Action item >>
A faithful copy of the data is the goal; set it down exactly, without the images.

************

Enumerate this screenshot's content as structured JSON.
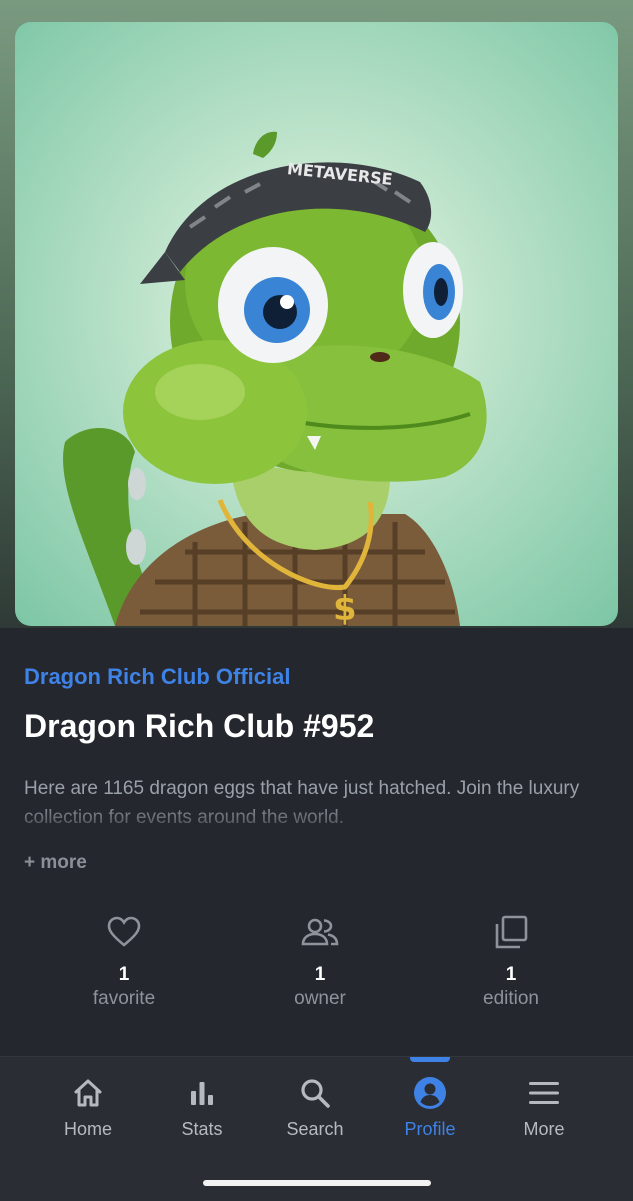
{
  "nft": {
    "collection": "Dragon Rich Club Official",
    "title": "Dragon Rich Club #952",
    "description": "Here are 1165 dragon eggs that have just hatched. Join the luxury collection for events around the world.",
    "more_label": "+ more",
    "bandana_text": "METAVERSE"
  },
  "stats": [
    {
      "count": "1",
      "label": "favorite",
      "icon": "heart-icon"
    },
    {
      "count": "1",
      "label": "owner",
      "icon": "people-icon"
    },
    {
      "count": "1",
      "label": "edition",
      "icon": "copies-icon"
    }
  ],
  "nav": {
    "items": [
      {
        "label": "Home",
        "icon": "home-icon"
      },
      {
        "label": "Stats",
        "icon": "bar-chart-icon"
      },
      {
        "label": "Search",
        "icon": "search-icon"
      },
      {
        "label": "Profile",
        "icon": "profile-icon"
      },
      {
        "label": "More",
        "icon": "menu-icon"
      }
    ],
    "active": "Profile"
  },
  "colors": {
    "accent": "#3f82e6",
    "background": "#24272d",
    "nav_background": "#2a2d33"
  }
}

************

Solution below >>
Enumerate this screenshot's content as structured JSON.
{
  "nft": {
    "collection": "Dragon Rich Club Official",
    "title": "Dragon Rich Club #952",
    "description": "Here are 1165 dragon eggs that have just hatched. Join the luxury collection for events around the world.",
    "more_label": "+ more",
    "bandana_text": "METAVERSE"
  },
  "stats": [
    {
      "count": "1",
      "label": "favorite",
      "icon": "heart-icon"
    },
    {
      "count": "1",
      "label": "owner",
      "icon": "people-icon"
    },
    {
      "count": "1",
      "label": "edition",
      "icon": "copies-icon"
    }
  ],
  "nav": {
    "items": [
      {
        "label": "Home",
        "icon": "home-icon"
      },
      {
        "label": "Stats",
        "icon": "bar-chart-icon"
      },
      {
        "label": "Search",
        "icon": "search-icon"
      },
      {
        "label": "Profile",
        "icon": "profile-icon"
      },
      {
        "label": "More",
        "icon": "menu-icon"
      }
    ],
    "active": "Profile"
  },
  "colors": {
    "accent": "#3f82e6",
    "background": "#24272d",
    "nav_background": "#2a2d33"
  }
}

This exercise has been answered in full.